Composed of 1016 diamonds, (over 42 carats), 1169 pink sapphires, and 800 pink tourmalines-it would be the crown jewel to any evening bag collection, and is certainly one of the most stunning in Leiber's 45 year history of crafting handbags.

Hungarian by birth, Judith emigrated to the US in 1947 and
launched the Leiber Company in 1963. It all started innocently enough-Judith had mail-ordered a gift for a friend, which arrived terribly scratched. She decided to cover it up with crystals, and so began the Leiber empire. Still going strong today, Judith Leiber Inc. has expanded into decorative objects, sunglasses and jewelry. But the handbags remain the standouts.

Each First Lady going back to 1953 has carried a custom made bag to the Presidential Inauguration. Leiber purses are always well represented on the red carpet as well.

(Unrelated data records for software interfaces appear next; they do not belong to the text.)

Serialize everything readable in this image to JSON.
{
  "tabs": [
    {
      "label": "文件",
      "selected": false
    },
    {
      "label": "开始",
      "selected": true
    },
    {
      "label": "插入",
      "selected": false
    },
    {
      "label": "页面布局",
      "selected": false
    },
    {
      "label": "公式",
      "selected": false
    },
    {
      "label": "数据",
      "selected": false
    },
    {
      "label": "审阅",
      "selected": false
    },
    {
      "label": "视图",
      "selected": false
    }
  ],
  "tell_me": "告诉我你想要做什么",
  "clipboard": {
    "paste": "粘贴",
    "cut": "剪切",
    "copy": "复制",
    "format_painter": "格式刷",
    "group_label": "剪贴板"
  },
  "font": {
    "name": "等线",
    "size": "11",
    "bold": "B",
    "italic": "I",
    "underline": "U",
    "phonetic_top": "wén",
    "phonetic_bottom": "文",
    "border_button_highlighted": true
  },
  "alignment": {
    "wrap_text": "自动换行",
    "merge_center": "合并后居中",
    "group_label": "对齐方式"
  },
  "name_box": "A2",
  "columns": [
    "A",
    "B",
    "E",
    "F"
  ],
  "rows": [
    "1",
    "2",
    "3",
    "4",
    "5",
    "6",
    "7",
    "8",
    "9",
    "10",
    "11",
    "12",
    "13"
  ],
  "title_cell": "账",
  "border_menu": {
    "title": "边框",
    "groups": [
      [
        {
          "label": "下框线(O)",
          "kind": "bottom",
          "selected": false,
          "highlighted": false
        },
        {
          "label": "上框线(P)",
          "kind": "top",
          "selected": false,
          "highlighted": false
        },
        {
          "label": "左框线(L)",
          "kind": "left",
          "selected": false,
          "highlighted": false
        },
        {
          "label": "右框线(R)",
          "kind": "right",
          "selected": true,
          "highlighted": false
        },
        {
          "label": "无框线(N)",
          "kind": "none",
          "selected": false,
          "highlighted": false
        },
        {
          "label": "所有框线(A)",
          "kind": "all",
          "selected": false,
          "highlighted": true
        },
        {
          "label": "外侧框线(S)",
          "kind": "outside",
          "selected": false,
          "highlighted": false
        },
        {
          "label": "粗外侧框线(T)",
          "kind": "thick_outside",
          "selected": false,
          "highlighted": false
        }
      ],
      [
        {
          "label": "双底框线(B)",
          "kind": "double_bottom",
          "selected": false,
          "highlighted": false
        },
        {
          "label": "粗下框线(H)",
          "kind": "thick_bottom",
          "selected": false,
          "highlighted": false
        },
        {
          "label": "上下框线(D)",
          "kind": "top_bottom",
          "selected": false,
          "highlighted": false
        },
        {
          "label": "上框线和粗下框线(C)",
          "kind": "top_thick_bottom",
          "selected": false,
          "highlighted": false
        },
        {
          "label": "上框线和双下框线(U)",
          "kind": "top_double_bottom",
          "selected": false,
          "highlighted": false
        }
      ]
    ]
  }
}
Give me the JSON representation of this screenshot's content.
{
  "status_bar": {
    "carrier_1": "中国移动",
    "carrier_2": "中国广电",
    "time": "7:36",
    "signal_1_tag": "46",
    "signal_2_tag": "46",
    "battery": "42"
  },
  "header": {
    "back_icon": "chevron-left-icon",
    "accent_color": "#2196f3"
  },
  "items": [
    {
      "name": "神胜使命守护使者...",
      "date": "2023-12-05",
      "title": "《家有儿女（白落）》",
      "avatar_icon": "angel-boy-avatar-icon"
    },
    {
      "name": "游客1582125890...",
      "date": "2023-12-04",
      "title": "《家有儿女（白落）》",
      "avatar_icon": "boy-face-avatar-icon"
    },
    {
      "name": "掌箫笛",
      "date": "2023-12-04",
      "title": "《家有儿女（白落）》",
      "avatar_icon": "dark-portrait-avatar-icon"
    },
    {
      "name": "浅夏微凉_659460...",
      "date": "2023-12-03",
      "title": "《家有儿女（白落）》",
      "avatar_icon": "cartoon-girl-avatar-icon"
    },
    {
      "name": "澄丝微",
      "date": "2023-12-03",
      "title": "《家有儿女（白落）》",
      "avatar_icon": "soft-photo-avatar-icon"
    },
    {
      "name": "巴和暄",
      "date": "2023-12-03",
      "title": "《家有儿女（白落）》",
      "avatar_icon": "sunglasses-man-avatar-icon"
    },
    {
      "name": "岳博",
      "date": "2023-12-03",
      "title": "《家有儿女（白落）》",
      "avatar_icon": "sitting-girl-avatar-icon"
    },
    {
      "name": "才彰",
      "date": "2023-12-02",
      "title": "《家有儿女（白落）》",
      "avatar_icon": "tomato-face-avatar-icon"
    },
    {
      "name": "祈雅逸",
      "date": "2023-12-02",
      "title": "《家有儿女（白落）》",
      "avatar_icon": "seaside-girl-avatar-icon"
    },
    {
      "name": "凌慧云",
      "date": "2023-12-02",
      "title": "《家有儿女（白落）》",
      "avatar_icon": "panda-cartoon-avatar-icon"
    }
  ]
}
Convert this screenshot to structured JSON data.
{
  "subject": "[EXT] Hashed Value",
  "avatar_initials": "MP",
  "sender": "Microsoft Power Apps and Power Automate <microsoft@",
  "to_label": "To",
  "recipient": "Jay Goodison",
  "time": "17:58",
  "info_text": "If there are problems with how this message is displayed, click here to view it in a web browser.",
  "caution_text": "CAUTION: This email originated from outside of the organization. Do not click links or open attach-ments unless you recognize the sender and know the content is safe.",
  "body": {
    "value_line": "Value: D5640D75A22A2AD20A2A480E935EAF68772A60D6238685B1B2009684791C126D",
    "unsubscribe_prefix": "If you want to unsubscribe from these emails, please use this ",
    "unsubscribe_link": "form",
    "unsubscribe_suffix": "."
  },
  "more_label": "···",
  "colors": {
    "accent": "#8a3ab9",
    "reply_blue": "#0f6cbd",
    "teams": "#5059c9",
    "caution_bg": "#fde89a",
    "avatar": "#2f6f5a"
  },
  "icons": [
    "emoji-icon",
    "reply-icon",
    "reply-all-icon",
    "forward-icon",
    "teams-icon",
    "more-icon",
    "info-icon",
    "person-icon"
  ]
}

One of the few luxury products still made by hand in the US today, Leiber purses are priced in the thousands of dollars.

If you were a fan of "Sex and the City", you will probably remember the episode where Mr. Big gives Carrie an unexpected gift of a Lieber Swan purse, which completely underwhelmed her!

To see more of these creations, see the book The Artful Handbag, a beautiful coffee-table book documenting the history of the company.

Tuesday, February 3, 2009

All the Fuss over Valentine's Day

Valentine's Day. Most of us celebrate it, in our own unique ways. Some swear by the ever-popular flowers and chocolates. Others give Valentines lovingly made by hand. Still others insist a cuddly stuffed animal is the only way to go. But who is this St. Valentine, and why do we celebrate this holiday? The Catholic Church today recognizes at least 3 saints named Valantine or Valentinus, all of whom were martyred. (Hmmm. that's not very romantic!)

According to one legend, "Valentine" actually sent the first 'valentine' greeting himself. While in prison, it is believed that Valentine fell in love with a young blind girl — she may have been his jailor's daughter — who visited him during his confinement.

In Great Britain, Valentine's Day began to be popularly celebrated around the seventeenth century. By the middle of the eighteenth century, it was common for friends and lovers in all social classes to exchange small tokens of affection or handwritten notes. At the end of the century, printed cards began to replace written letters thanks to improvements in printing technology. The Victorians frowned upon direct expressions of feeling, so ready-made cards were a perfect way for people to express their feelings. Cheaper postage rates also contributed to an increase in the popularity of sending Valentine's Day greetings. Americans probably began exchanging hand-made valentines in the early 1700s, though the first mass-produced valentines did not appear until the 1840's.

Raphael Tuck was a prolific designer of cards during the Victorian era. I've been collecting silk-fringed greeting cards for years, and the Tuck Valentines are my favorites among the many dozens I've amassed. Not surprisingly, because they are beautifully adorned with flowers!

Valentine's Day is celebrated every year all over the world on February 14, with flowers being the most popular gift by far.

Roses, especially red and pink roses, are the favorites of lovers on the Valentines Day since they have been a symbol of love right from the Victorian times. This may stem from the belief that the rose was the favorite flower of Venus, the goddess of love. But giving flowers as gifts began as far back as the 1700's when Charles II of Sweden introduced the Persian custom of the "language of flowers" to Europe.

Not surprisingly, men purchase the vast majority of flowers and candy for Valentine's Day. But, surveys have been conducted in the past that show men love being the recipients of flowers as well!